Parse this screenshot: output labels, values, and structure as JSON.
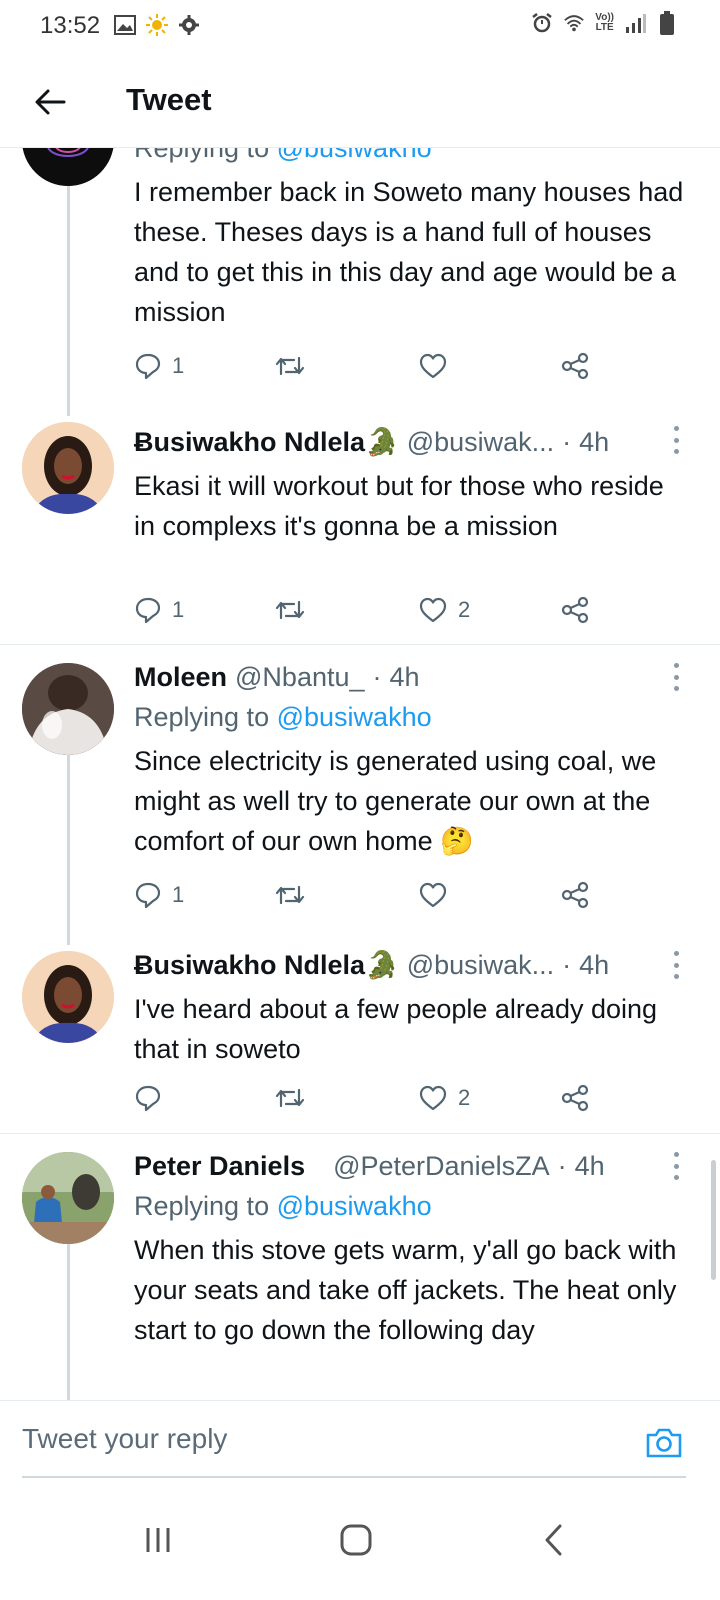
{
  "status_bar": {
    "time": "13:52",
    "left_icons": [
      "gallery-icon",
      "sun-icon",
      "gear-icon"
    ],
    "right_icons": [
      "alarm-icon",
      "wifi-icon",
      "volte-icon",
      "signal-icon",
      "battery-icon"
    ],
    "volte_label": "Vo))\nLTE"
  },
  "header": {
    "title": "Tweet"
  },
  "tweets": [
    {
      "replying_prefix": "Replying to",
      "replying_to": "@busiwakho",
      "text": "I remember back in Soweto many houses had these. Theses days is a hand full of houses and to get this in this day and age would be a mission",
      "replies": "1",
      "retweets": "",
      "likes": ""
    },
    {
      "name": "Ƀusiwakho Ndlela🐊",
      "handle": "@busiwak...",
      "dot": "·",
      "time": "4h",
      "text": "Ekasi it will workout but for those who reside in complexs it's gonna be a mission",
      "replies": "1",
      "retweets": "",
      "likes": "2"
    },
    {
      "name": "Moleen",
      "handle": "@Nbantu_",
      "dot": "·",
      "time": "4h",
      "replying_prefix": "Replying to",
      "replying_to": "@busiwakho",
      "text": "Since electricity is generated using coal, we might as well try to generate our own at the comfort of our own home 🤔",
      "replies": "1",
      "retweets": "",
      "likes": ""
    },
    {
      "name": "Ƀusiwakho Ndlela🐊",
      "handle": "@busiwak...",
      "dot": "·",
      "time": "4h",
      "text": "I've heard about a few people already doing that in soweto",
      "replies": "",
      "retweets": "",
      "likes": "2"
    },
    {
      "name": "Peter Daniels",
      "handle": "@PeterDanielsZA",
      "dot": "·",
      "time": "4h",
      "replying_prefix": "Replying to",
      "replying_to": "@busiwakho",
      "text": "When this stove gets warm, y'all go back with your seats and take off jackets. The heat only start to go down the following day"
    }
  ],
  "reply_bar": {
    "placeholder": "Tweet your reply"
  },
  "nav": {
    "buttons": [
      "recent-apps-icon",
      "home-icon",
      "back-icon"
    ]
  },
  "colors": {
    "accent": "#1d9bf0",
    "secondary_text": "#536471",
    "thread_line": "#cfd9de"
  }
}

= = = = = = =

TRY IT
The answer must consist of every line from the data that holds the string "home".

EXERCISE RESPONSE
      "text": "Since electricity is generated using coal, we might as well try to generate our own at the comfort of our own home 🤔",
      "home-icon",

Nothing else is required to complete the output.